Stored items
-*-
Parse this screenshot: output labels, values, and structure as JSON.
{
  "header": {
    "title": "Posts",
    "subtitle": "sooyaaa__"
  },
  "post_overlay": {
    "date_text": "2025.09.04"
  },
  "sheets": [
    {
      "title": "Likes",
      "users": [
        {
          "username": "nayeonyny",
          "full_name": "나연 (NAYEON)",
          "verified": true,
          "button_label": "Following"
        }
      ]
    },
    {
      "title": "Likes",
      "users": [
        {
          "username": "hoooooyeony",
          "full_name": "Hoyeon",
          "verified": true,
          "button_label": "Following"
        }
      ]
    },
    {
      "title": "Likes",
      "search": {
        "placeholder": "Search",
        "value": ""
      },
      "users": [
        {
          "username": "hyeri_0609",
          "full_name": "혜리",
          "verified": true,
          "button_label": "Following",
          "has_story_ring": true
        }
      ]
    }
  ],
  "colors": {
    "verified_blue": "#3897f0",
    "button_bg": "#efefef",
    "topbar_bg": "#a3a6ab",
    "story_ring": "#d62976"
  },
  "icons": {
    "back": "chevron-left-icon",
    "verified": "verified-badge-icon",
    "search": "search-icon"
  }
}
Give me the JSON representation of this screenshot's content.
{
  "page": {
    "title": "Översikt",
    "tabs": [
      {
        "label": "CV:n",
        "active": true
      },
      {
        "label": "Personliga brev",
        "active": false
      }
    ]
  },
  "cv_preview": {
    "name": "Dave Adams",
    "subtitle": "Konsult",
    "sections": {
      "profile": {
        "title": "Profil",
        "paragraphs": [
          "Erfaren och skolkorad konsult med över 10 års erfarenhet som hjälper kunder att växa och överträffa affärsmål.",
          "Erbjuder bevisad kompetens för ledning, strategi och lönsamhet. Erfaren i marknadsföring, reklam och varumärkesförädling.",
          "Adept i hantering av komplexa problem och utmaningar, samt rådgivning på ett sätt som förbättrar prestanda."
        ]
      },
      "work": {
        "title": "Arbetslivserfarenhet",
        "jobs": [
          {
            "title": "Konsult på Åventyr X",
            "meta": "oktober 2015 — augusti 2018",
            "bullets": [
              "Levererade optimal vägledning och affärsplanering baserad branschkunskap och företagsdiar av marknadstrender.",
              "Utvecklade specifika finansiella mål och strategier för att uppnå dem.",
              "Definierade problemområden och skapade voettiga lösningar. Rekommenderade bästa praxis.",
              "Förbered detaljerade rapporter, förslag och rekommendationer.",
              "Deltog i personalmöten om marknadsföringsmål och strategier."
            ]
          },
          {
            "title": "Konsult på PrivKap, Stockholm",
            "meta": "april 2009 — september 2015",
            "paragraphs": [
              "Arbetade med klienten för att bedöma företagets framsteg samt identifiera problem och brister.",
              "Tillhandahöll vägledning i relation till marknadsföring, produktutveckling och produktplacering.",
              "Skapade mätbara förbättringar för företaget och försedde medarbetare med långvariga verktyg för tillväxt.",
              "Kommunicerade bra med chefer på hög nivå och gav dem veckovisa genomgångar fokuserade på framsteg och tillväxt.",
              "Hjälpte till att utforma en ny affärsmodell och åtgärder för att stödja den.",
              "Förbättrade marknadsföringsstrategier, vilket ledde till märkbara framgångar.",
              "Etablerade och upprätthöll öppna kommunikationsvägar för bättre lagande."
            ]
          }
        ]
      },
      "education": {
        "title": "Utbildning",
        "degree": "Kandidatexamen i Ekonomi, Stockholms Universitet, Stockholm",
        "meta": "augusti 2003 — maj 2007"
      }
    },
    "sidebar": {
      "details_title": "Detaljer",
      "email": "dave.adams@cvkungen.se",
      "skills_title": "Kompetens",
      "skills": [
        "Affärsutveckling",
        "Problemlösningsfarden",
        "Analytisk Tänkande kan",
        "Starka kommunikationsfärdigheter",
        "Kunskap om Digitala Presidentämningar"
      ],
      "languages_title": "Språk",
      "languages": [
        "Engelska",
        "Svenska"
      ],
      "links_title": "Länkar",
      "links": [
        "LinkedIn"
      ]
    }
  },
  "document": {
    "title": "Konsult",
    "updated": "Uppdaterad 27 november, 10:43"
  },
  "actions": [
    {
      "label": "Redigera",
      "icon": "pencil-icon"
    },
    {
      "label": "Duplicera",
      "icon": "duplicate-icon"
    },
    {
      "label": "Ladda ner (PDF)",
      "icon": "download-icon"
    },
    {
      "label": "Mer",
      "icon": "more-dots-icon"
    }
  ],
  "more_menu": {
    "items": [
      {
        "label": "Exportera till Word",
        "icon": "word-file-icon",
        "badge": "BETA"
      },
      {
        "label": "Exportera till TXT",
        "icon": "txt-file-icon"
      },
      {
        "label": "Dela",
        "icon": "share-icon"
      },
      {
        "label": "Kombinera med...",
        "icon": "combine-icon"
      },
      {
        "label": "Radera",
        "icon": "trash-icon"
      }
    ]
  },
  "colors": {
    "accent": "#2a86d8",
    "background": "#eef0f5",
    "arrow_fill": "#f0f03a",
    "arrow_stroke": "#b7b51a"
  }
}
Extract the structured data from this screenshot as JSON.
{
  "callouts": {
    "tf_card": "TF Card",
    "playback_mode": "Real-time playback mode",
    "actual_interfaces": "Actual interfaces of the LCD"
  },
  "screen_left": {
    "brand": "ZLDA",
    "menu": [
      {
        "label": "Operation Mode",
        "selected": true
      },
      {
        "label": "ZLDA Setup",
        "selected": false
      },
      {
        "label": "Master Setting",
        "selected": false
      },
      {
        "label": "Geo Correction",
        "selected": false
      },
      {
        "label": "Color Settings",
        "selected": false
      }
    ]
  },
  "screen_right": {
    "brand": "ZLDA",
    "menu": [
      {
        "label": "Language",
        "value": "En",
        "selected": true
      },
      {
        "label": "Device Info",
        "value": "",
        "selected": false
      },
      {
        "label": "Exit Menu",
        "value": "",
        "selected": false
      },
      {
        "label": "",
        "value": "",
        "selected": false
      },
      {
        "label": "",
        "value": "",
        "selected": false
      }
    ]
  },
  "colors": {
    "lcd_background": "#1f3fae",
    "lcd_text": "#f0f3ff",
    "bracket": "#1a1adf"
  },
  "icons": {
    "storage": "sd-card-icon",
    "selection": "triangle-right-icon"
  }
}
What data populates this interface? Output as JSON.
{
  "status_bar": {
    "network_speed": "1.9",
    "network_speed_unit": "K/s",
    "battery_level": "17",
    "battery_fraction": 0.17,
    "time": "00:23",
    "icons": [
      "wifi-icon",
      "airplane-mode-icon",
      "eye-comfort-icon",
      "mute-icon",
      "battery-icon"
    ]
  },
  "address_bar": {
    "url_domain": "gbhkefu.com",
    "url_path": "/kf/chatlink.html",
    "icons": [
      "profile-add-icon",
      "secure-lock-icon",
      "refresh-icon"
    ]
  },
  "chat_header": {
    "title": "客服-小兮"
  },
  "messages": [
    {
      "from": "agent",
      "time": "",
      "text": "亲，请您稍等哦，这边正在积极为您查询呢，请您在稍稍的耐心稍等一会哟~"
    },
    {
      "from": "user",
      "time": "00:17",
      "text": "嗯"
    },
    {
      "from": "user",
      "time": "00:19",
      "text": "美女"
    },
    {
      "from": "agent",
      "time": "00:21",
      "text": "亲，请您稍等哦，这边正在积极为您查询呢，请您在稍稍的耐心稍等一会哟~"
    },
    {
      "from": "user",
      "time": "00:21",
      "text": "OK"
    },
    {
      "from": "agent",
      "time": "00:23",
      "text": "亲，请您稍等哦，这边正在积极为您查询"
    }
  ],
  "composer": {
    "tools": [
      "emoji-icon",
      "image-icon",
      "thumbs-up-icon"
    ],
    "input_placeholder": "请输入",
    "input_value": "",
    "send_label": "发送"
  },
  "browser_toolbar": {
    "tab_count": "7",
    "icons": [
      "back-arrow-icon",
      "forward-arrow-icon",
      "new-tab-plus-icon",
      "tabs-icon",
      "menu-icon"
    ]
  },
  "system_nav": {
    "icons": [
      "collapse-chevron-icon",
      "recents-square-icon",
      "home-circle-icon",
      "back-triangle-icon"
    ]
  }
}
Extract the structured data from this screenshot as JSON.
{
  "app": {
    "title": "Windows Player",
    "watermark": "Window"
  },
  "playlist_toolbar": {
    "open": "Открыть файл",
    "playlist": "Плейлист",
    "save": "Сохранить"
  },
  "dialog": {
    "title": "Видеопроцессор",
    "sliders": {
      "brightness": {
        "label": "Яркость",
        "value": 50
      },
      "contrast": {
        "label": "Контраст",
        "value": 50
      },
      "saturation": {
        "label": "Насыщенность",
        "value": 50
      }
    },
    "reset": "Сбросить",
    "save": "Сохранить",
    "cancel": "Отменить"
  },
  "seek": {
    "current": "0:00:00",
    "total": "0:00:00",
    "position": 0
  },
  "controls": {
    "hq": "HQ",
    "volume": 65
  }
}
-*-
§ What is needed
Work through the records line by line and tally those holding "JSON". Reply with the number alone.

§ Response to the exercise
5